The fight between Katy Perry and a group of elderly nuns over the purchase of a convent has entered new legal territory. Los Angeles County Superior Court Judge Stephanie Bowick ruled yesterday that the nuns’ attempt to sell the property to a developer was “improper.” The action rescinded the deed currently held by the developer and potentially opened the sale to Perry.
Perry was trying to buy a Roman villa-style convent on a sprawling eight-acre estate atop a hill in the Los Feliz section of Los Angeles, near Hollywood. Perry made a deal with the Archdiocese of Los Angeles to buy the property for $14.5 million. The deal was derailed when it was found that the deed to the property had already been transferred to a local developer.
The convent in question has been home to the Sisters of the Most Holy and Immaculate Heart of the Blessed Virgin Mary for more than forty years. The nuns had collectively purchased the convent at a discounted rate from a benefactor back then and say they were told by Archbishop Jose Gomez they could decide who they wanted to sell the property to when they decided to sell last year.

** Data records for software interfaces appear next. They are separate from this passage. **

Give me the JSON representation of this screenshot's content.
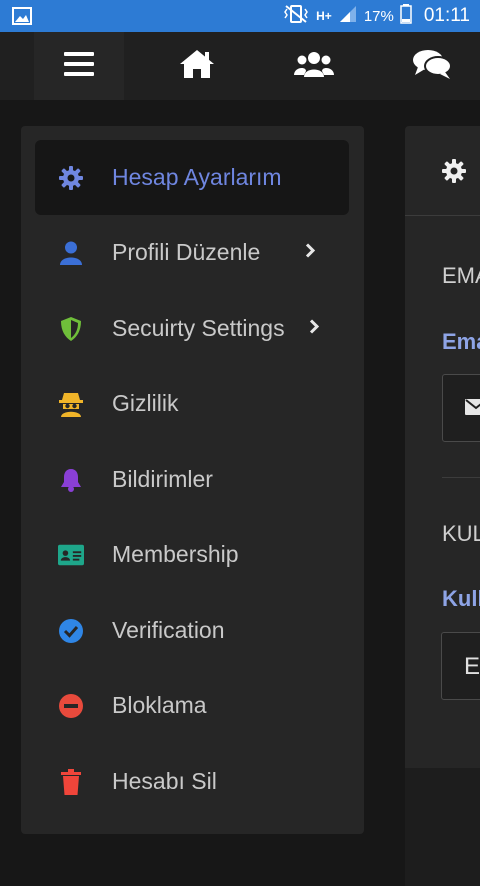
{
  "status_bar": {
    "battery": "17%",
    "time": "01:11",
    "network": "H+"
  },
  "nav": {
    "items": [
      {
        "name": "menu-icon"
      },
      {
        "name": "home-icon"
      },
      {
        "name": "users-icon"
      },
      {
        "name": "chat-icon"
      }
    ]
  },
  "sidebar": {
    "items": [
      {
        "label": "Hesap Ayarlarım",
        "icon": "gear-icon",
        "color": "#6f86e0"
      },
      {
        "label": "Profili Düzenle",
        "icon": "user-icon",
        "color": "#3b6fd6"
      },
      {
        "label": "Secuirty Settings",
        "icon": "shield-icon",
        "color": "#6fbf3a"
      },
      {
        "label": "Gizlilik",
        "icon": "spy-icon",
        "color": "#f0b429"
      },
      {
        "label": "Bildirimler",
        "icon": "bell-icon",
        "color": "#8a3fd6"
      },
      {
        "label": "Membership",
        "icon": "id-card-icon",
        "color": "#1ea68a"
      },
      {
        "label": "Verification",
        "icon": "check-circle-icon",
        "color": "#2f86e6"
      },
      {
        "label": "Bloklama",
        "icon": "block-icon",
        "color": "#e84a3c"
      },
      {
        "label": "Hesabı Sil",
        "icon": "trash-icon",
        "color": "#f0453a"
      }
    ]
  },
  "panel": {
    "email_heading": "EMA",
    "email_label": "Ema",
    "username_heading": "KUL",
    "username_label": "Kull",
    "username_value": "E"
  },
  "colors": {
    "status_bar": "#2d7bd4",
    "accent": "#6f86e0",
    "background": "#171717",
    "card": "#262626"
  }
}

Believing it was theirs to sell, the nuns made a conflicting deal with local businesswoman Dana Hollister for $15.5 million.
The archdiocese fought to stop the nuns’ sale, claiming that the Church has jurisdiction over the sale of the convent. It also claimed that it was protecting the sisters from a bad deal, as the deal with Hollister allowed her to take possession of the property for only $44,000 in cash with terms that do not require Hollister to make any payments whatsoever to the sisters for three years.

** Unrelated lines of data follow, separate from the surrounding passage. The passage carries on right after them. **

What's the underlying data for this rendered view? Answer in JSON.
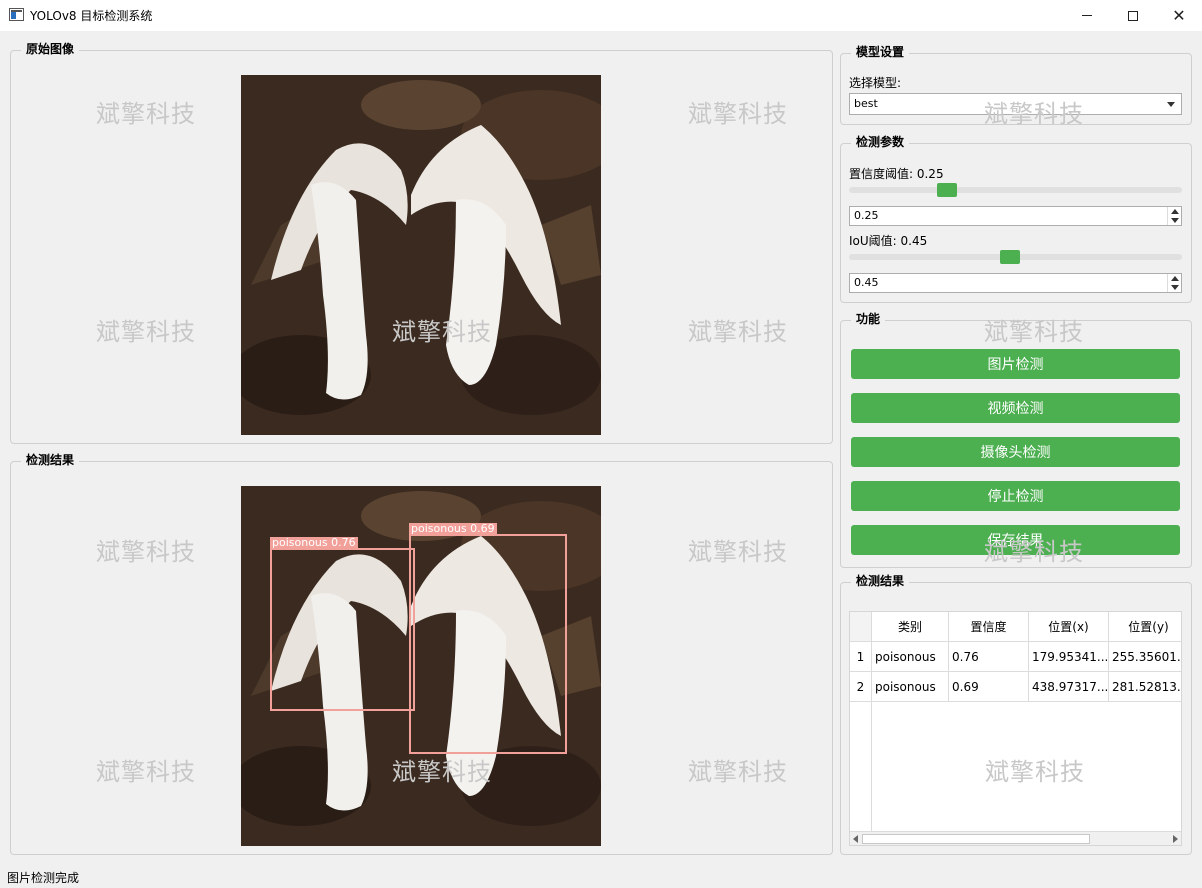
{
  "window": {
    "title": "YOLOv8 目标检测系统"
  },
  "watermark": "斌擎科技",
  "panels": {
    "original": {
      "title": "原始图像"
    },
    "result": {
      "title": "检测结果"
    }
  },
  "detections": [
    {
      "label": "poisonous",
      "confidence": "0.76"
    },
    {
      "label": "poisonous",
      "confidence": "0.69"
    }
  ],
  "model_settings": {
    "title": "模型设置",
    "select_label": "选择模型:",
    "selected_model": "best"
  },
  "detection_params": {
    "title": "检测参数",
    "conf_label": "置信度阈值: 0.25",
    "conf_slider_fraction": 0.25,
    "conf_value": "0.25",
    "iou_label": "IoU阈值: 0.45",
    "iou_slider_fraction": 0.45,
    "iou_value": "0.45"
  },
  "functions": {
    "title": "功能",
    "buttons": [
      "图片检测",
      "视频检测",
      "摄像头检测",
      "停止检测",
      "保存结果"
    ]
  },
  "results_table": {
    "title": "检测结果",
    "columns": [
      "类别",
      "置信度",
      "位置(x)",
      "位置(y)"
    ],
    "rows": [
      {
        "index": "1",
        "cells": [
          "poisonous",
          "0.76",
          "179.95341...",
          "255.35601..."
        ]
      },
      {
        "index": "2",
        "cells": [
          "poisonous",
          "0.69",
          "438.97317...",
          "281.52813..."
        ]
      }
    ]
  },
  "status_bar": {
    "text": "图片检测完成"
  },
  "colors": {
    "accent": "#4caf50",
    "box": "#f2a09a"
  }
}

The nuns claimed that it was unfair to use canon law to decide the issue because civil laws should govern the sale. They also raised concerns that if the diocese completes the sale with Perry, they won’t see any financial benefit, which they were depending on to cover their living expenses. Judge Chalfant ruled that church law governs the sale of the convent, not civil law.

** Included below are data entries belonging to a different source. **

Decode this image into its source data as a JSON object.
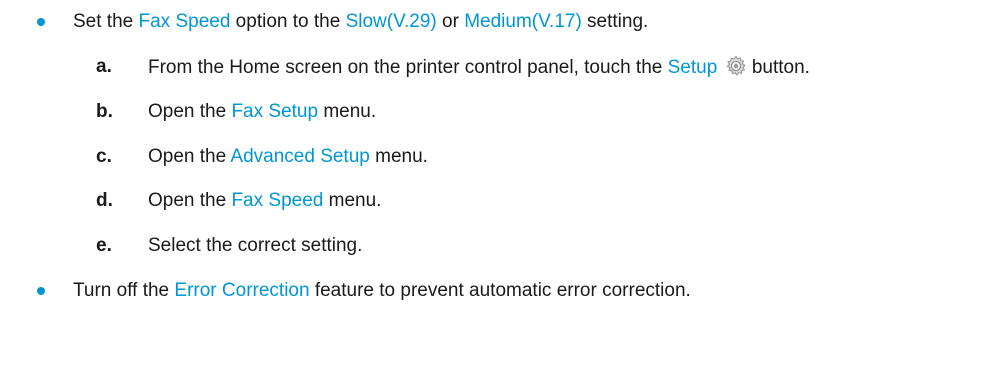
{
  "bullet1": {
    "t1": "Set the ",
    "h1": "Fax Speed",
    "t2": " option to the ",
    "h2": "Slow(V.29)",
    "t3": " or ",
    "h3": "Medium(V.17)",
    "t4": " setting."
  },
  "steps": [
    {
      "letter": "a.",
      "t1": "From the Home screen on the printer control panel, touch the ",
      "h1": "Setup",
      "icon": "gear-icon",
      "t2": " button."
    },
    {
      "letter": "b.",
      "t1": "Open the ",
      "h1": "Fax Setup",
      "t2": " menu."
    },
    {
      "letter": "c.",
      "t1": "Open the ",
      "h1": "Advanced Setup",
      "t2": " menu."
    },
    {
      "letter": "d.",
      "t1": "Open the ",
      "h1": "Fax Speed",
      "t2": " menu."
    },
    {
      "letter": "e.",
      "t1": "Select the correct setting."
    }
  ],
  "bullet2": {
    "t1": "Turn off the ",
    "h1": "Error Correction",
    "t2": " feature to prevent automatic error correction."
  },
  "colors": {
    "link": "#0096d6",
    "text": "#1a1a1a"
  }
}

Now, there is another hearing set for Sept. 15 on whether Hollister will be able to retain possession of the convent. Hollister was already cleaning and restoring the convent, but stopped the project after she was sued by the archbishop. The judge ordered Hollister to pay $25,000 a month to support the nuns and denied representatives for Los Angeles’ Catholic archbishop or Perry access to the convent during the dispute. If subsequent rulings are in Katy Perry’s favor, her bid will then need to be approved by the Vatican.